Child Employment

Legal references on this page apply to England.

Children in Employment

Introduction

Many local authorities have additional byelaws regulating the work of children. If you/your children are considering working, it is recommended that you contact your local authority who will be able to give you advice relevant to your area. The EC Directive on Protection of Young People at Work" (94/33/EC) states that in general children may not be employed until they are aged at least 15. This is reduced to 14 for light work and there are further notable exceptions "for the purposes of performance in cultural, artistic, sports or advertising activities". See https://www.gov.uk/child-employment/restrictions-on-child-employment. In some LAs the same person or department deals with employment licences as with elective home education.

What counts as Employment? Unpaid Work In Charity Shop/Unpaid Work At Youth Club?

As well as employment in its normal meaning, the Children and Young Persons Act 1933 states that a person who assists in a trade or occupation carried on for profit is considered as employed even though he or she may receive no payment. So the rules in the Children and Young Persons Act will apply where, for example, children help their parents in a shop without receiving any payment.

What is "light work"?

A child under the school leaving age may only be employed to do 'light work'. This is: "work which on account of the inherent nature of the tasks which it involves and the particular conditions under which they are performed is not likely to be harmful to the health, safety or development of children and is not such as to be harmful to their attendance at school or to their participation in work experience, or their capacity to benefit from the instruction received or the experience gained". In most areas, "light work" is understood to mean agricultural or horticultural work, delivery of newspapers etc, shop work, hairdressing salons, in a cafe or restaurant, in riding stables and domestic work in hotels.
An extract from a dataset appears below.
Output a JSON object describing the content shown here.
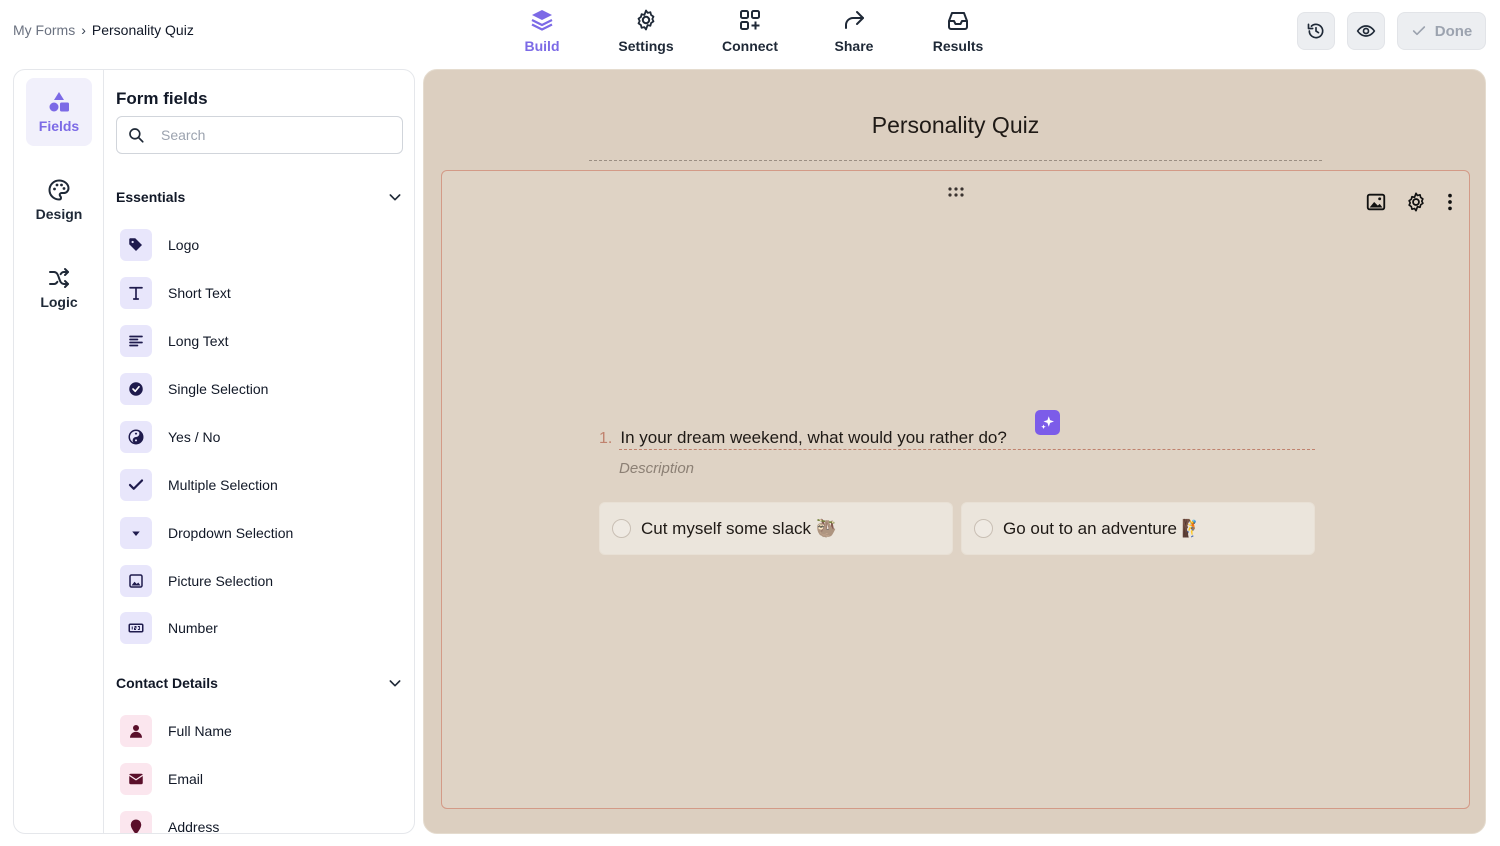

Local bye-laws should always be checked for variations, as should the list of prohibited occupations.

Children's Work Permits

The model byelaws require permits for employment of children under the school leaving age and many authorities have made byelaws which follow the model, so again employers need to check with the local authority where the employment is to take place whether there is a permit system in their byelaws.

Link Reference

This article is http://edyourself.org/articles/childemployment.php. The following links to other websites are contained in the article, displayed as citations to aid you in printing the document.

  1. Children and Young Persons Act 1933 http://www.legislation.gov.uk/ukpga/Geo5/23-24/12